Records from a data collection
------------------------------------------------
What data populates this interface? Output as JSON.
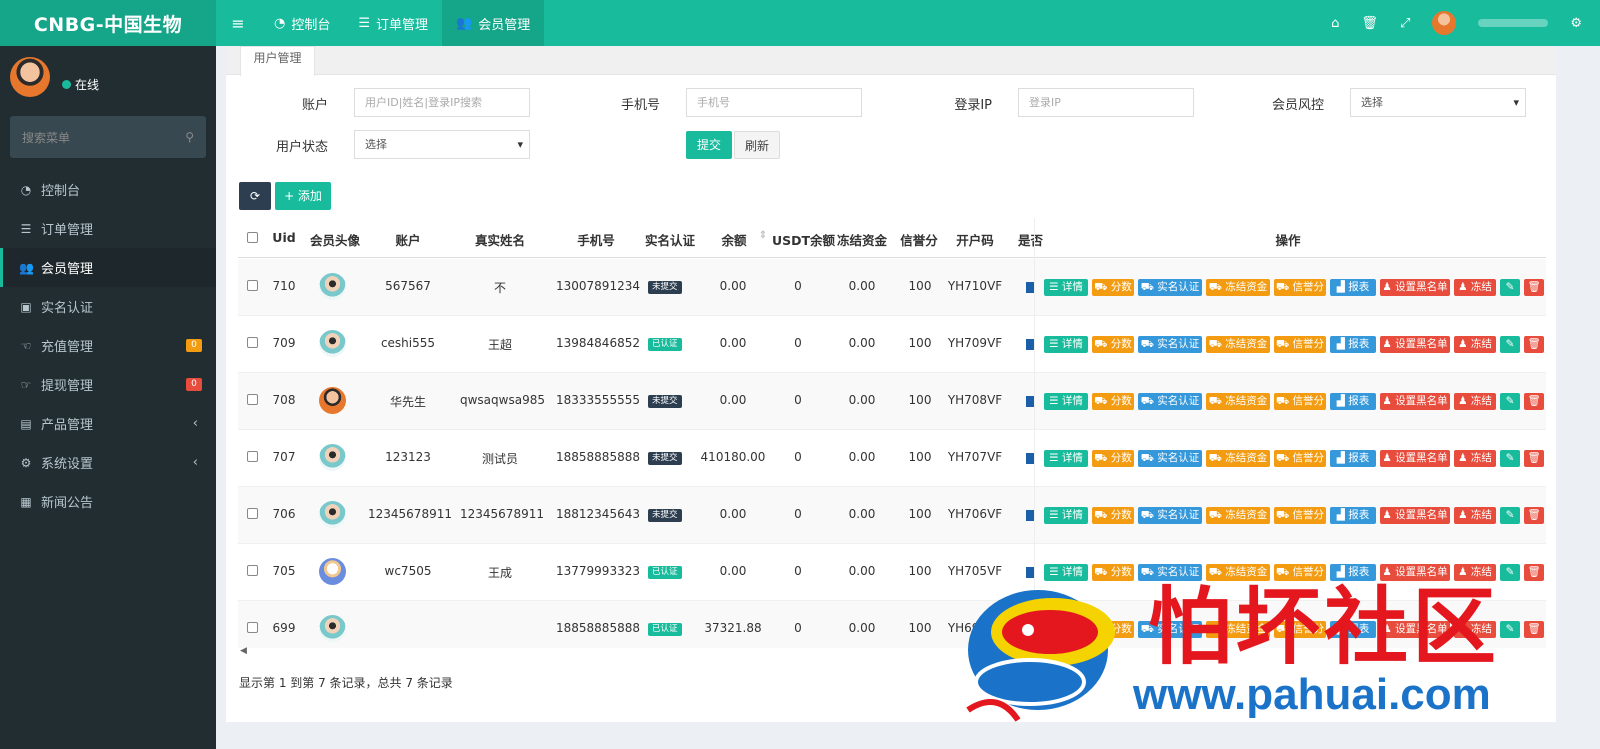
{
  "app": {
    "logo": "CNBG-中国生物"
  },
  "topnav": [
    {
      "icon": "dashboard-icon",
      "label": "控制台"
    },
    {
      "icon": "list-icon",
      "label": "订单管理"
    },
    {
      "icon": "users-icon",
      "label": "会员管理"
    }
  ],
  "sidebar": {
    "status": "在线",
    "search_placeholder": "搜索菜单",
    "items": [
      {
        "icon": "dashboard-icon",
        "label": "控制台",
        "badge": ""
      },
      {
        "icon": "list-icon",
        "label": "订单管理",
        "badge": ""
      },
      {
        "icon": "users-icon",
        "label": "会员管理",
        "badge": ""
      },
      {
        "icon": "idcard-icon",
        "label": "实名认证",
        "badge": ""
      },
      {
        "icon": "hand-icon",
        "label": "充值管理",
        "badge": "0"
      },
      {
        "icon": "hand-icon",
        "label": "提现管理",
        "badge": "0"
      },
      {
        "icon": "bag-icon",
        "label": "产品管理",
        "badge": ""
      },
      {
        "icon": "gears-icon",
        "label": "系统设置",
        "badge": ""
      },
      {
        "icon": "newspaper-icon",
        "label": "新闻公告",
        "badge": ""
      }
    ]
  },
  "tab": {
    "label": "用户管理"
  },
  "filters": {
    "account_label": "账户",
    "account_placeholder": "用户ID|姓名|登录IP搜索",
    "phone_label": "手机号",
    "phone_placeholder": "手机号",
    "ip_label": "登录IP",
    "ip_placeholder": "登录IP",
    "risk_label": "会员风控",
    "risk_value": "选择",
    "status_label": "用户状态",
    "status_value": "选择",
    "submit": "提交",
    "refresh": "刷新"
  },
  "toolbar": {
    "refresh_icon": "refresh-icon",
    "add": "+ 添加"
  },
  "table": {
    "headers": {
      "uid": "Uid",
      "avatar": "会员头像",
      "account": "账户",
      "realname": "真实姓名",
      "phone": "手机号",
      "verify": "实名认证",
      "balance": "余额",
      "usdt": "USDT余额",
      "frozen": "冻结资金",
      "credit": "信誉分",
      "code": "开户码",
      "extra": "是否",
      "ops": "操作"
    },
    "rows": [
      {
        "uid": "710",
        "avatar": "doctor",
        "account": "567567",
        "realname": "不",
        "phone": "13007891234",
        "verify": "未提交",
        "verify_ok": false,
        "balance": "0.00",
        "usdt": "0",
        "frozen": "0.00",
        "credit": "100",
        "code": "YH710VF"
      },
      {
        "uid": "709",
        "avatar": "doctor",
        "account": "ceshi555",
        "realname": "王超",
        "phone": "13984846852",
        "verify": "已认证",
        "verify_ok": true,
        "balance": "0.00",
        "usdt": "0",
        "frozen": "0.00",
        "credit": "100",
        "code": "YH709VF"
      },
      {
        "uid": "708",
        "avatar": "orange",
        "account": "华先生",
        "realname": "qwsaqwsa985",
        "phone": "18333555555",
        "verify": "未提交",
        "verify_ok": false,
        "balance": "0.00",
        "usdt": "0",
        "frozen": "0.00",
        "credit": "100",
        "code": "YH708VF"
      },
      {
        "uid": "707",
        "avatar": "doctor",
        "account": "123123",
        "realname": "测试员",
        "phone": "18858885888",
        "verify": "未提交",
        "verify_ok": false,
        "balance": "410180.00",
        "usdt": "0",
        "frozen": "0.00",
        "credit": "100",
        "code": "YH707VF"
      },
      {
        "uid": "706",
        "avatar": "doctor",
        "account": "12345678911",
        "realname": "12345678911",
        "phone": "18812345643",
        "verify": "未提交",
        "verify_ok": false,
        "balance": "0.00",
        "usdt": "0",
        "frozen": "0.00",
        "credit": "100",
        "code": "YH706VF"
      },
      {
        "uid": "705",
        "avatar": "blue",
        "account": "wc7505",
        "realname": "王成",
        "phone": "13779993323",
        "verify": "已认证",
        "verify_ok": true,
        "balance": "0.00",
        "usdt": "0",
        "frozen": "0.00",
        "credit": "100",
        "code": "YH705VF"
      },
      {
        "uid": "699",
        "avatar": "doctor",
        "account": "",
        "realname": "",
        "phone": "18858885888",
        "verify": "已认证",
        "verify_ok": true,
        "balance": "37321.88",
        "usdt": "0",
        "frozen": "0.00",
        "credit": "100",
        "code": "YH699VF"
      }
    ],
    "actions": [
      {
        "label": "详情",
        "color": "green",
        "icon": "list-icon"
      },
      {
        "label": "分数",
        "color": "orange",
        "icon": "cart-icon"
      },
      {
        "label": "实名认证",
        "color": "blue",
        "icon": "cart-icon"
      },
      {
        "label": "冻结资金",
        "color": "orange",
        "icon": "cart-icon"
      },
      {
        "label": "信誉分",
        "color": "orange",
        "icon": "cart-icon"
      },
      {
        "label": "报表",
        "color": "blue",
        "icon": "chart-icon"
      },
      {
        "label": "设置黑名单",
        "color": "red",
        "icon": "user-icon"
      },
      {
        "label": "冻结",
        "color": "red",
        "icon": "user-icon"
      },
      {
        "label": "",
        "color": "green",
        "icon": "pencil-icon"
      },
      {
        "label": "",
        "color": "red",
        "icon": "trash-icon"
      }
    ]
  },
  "pagination": {
    "summary": "显示第 1 到第 7 条记录，总共 7 条记录"
  },
  "watermark": {
    "text": "怕坏社区",
    "url": "www.pahuai.com"
  },
  "colors": {
    "primary": "#18bc9c",
    "sidebar": "#222d32",
    "orange": "#f39c12",
    "blue": "#3498db",
    "red": "#e74c3c"
  }
}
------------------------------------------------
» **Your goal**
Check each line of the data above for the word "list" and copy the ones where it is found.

» **Result of this exercise**
      "icon": "list-icon",
        "icon": "list-icon",
        "icon": "list-icon"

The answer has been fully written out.